The Heat Press Lab: Siser EasyWeed Matte Vs. EasyWeed Stretch
When it comes to matte heat transfer vinyl, Siser offers both EasyWeed Matte and EasyWeed Stretch as their offerings. Though which one is the definitive material to use? Stay tuned to this episode of The Heat Press Lab, where we’ll be closely comparing the two matte vinyls not only by their purpose, but as well as their appearance and color gamut.
To fit in with their standard line of EasyWeed heat transfer vinyl, Siser offers EasyWeed Matte, which replaces the semi gloss look with a matte finish for a few of the most popular EasyWeed colors. This includes colors like Black, Red, Green, and Orange, which are now able to stand out under heavy lighting with this material. And despite being different from its standard counterpart, EasyWeed Matte matches its high quality and robustness, and is applied with the same exact press settings with no additional quirks.
Now with EasyWeed Matte as an available option, you may have heard about EasyWeed Stretch as another alternative with a matte finish. While this is true, Siser’s EasyWeed Stretch is mainly designed to accommodate stretchy fabrics, in addition to common types like cotton and polyester. As a result, this material is one of the thinnest and lightest vinyls from Siser, noticeably eliminating the glossy EasyWeed look. With its unique build, EasyWeed Stretch does require different press settings to fully adhere onto fabrics, most specifically the increased temperature to 320 degrees Fahrenheit and firm pressure.

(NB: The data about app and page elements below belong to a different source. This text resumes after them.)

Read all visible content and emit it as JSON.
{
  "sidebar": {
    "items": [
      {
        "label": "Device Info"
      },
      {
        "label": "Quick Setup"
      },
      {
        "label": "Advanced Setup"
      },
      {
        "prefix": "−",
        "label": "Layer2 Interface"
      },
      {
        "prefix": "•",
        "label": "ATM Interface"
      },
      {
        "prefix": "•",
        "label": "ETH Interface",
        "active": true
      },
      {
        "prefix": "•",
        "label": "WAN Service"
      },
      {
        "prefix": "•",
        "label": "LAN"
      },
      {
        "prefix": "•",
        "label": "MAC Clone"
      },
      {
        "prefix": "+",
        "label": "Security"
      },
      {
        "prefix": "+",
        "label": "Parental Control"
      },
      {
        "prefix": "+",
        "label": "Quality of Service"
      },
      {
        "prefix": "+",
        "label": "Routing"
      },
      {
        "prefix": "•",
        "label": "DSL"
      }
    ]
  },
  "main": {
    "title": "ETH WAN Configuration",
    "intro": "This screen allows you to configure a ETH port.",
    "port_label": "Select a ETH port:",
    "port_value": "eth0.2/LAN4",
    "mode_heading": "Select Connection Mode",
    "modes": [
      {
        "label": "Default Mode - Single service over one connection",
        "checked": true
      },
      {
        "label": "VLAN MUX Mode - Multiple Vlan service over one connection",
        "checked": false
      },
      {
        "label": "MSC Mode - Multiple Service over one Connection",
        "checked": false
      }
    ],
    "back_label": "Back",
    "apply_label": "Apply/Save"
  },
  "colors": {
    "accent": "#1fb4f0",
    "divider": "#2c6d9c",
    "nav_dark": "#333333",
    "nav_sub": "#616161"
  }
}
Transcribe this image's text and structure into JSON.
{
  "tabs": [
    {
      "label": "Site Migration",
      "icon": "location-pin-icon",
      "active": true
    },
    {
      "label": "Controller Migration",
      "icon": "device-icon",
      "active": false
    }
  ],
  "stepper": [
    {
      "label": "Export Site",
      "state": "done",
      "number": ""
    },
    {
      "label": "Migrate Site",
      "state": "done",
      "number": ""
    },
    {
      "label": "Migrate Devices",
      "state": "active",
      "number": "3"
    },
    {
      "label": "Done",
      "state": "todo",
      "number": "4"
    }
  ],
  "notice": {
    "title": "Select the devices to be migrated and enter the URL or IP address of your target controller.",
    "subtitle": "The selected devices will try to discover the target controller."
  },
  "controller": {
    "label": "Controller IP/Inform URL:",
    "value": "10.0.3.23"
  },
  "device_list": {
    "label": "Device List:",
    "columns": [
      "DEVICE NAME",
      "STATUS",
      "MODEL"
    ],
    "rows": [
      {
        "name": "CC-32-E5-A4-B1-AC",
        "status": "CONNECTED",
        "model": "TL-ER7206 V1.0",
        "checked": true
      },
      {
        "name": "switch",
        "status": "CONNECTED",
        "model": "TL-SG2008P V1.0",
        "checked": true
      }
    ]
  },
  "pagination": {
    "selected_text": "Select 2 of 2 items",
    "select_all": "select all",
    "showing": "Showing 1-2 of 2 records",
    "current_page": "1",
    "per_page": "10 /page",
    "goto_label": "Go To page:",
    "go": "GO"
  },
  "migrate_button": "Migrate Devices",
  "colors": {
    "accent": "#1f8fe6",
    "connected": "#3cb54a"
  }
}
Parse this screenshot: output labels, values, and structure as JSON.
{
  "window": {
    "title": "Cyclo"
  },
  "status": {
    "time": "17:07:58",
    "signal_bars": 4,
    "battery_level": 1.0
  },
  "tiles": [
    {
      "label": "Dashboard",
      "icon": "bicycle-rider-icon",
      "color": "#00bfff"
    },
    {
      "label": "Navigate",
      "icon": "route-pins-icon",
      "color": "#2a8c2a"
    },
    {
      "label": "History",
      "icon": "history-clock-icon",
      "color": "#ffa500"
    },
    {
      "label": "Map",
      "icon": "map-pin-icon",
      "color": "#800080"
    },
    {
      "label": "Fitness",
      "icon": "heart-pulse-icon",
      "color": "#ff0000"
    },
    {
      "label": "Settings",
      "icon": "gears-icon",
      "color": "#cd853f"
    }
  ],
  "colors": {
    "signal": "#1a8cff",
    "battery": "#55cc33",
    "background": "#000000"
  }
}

This isn’t to knock on EasyWeed Stretch however, as it's arguably more versatile than standard EasyWeed by being more applicable to stretchy fabrics. But what about the matte look of EasyWeed Stretch? How well does it hold up against EasyWeed Matte? As our first test, we’ll be comparing two shirts applied with the same colors, but from the two different materials on each one. Even by looking closely at our results, both EasyWeed Matte and EasyWeed Stretch are tough to distinguish from each other. This means that the matte finish of both materials is more or less identical.
Now before you hop onto choosing one or the other EasyWeed, you may want to consider the color gamut both materials offer. From the bat, EasyWeed Matte offers a smaller set of colors compared to EasyWeed Stretch. EasyWeed Matte is ultimately meant to be a direct alternative for a selection of EasyWeed colors. EasyWeed Stretch on the other hand is an overall alternative to standard EasyWeed, offering a similarly large variety of colors, and with most of them coming from EasyWeed.
By this point, it may seem like a difference between what material you prefer to work with in terms of press settings, but what if you’d like to combine both materials for a cut design? EasyWeed Matte does lack some of the colors that EasyWeed Stretch offers, and perhaps you’d like your design to be presented with a fully matte look. As our second test, we’ll be applying a multi color design with both EasyWeed Matte and Stretch layers. Since we’ll need to accommodate for EasyWeed Stretch, we’ll be pressing all layers with the same settings of 20 seconds at 320 degrees Fahrenheit with firm pressure.
Of course, we’ll only be pressing the first layers for about 10 seconds. And for our final layer, we’ll go ahead and press it for the full 20 seconds. With all our layers applied, let’s take a closer look at our results. This cut design using both EasyWeed Matte and Stretch looks great! With the matte finish of both materials being closely similar, it's even harder to tell that we’re using both editions of EasyWeed. The only catch is that the EasyWeed Matte layers won’t be as flexible as the Stretch layers, but on cotton shirts it’s a perfectly acceptable way to achieve a full matte look for your design.
Overall, both EasyWeed Matte and EasyWeed Stretch are great options for matte HTV. While EasyWeed Matte is reliable for its press settings and likeness to standard EasyWeed, EasyWeed Stretch offers a wide color selection and customization opportunities for stretchy fabrics. Yet, both offer a similar matte finish that’s safe to combine for a completely matte vinyl design on standard fabrics.
But if you’re someone who’s had lingering questions about heat transfer vinyl and other materials, feel free to drop a comment below for us to possibly revisit later on. To learn more about Siser vinyl and other materials, please visit our website at HeatPressNation.com. For any questions, feel free to contact a MyExpert representative at heat.press/support.